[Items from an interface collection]
++++++++++

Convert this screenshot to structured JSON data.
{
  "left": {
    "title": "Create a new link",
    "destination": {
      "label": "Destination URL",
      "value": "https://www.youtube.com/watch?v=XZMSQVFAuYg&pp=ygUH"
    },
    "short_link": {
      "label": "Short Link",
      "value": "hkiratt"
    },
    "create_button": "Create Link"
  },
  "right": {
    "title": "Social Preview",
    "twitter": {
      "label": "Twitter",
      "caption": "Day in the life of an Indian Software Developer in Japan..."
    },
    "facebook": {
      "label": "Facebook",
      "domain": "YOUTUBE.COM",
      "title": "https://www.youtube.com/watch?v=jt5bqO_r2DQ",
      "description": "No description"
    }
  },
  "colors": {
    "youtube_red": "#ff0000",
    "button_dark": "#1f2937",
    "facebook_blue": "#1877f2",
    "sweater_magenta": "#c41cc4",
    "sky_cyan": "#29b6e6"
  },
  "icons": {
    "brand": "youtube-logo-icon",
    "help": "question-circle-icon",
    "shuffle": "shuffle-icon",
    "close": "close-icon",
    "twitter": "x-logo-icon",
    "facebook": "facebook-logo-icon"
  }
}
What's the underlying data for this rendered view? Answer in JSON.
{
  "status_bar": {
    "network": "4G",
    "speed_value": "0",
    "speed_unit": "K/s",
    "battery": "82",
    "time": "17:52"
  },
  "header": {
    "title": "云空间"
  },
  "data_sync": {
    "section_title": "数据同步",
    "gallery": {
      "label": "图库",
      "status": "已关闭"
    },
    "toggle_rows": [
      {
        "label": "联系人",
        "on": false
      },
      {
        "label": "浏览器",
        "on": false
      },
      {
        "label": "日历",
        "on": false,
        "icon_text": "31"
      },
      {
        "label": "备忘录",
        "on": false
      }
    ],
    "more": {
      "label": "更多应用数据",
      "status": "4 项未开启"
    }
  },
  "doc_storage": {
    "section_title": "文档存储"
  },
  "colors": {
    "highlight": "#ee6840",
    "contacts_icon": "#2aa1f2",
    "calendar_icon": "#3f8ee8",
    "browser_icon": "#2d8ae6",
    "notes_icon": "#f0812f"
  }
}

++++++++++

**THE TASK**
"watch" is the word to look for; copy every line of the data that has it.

**ANSWER TO THIS PROBLEM**
      "value": "https://www.youtube.com/watch?v=XZMSQVFAuYg&pp=ygUH"
      "title": "https://www.youtube.com/watch?v=jt5bqO_r2DQ",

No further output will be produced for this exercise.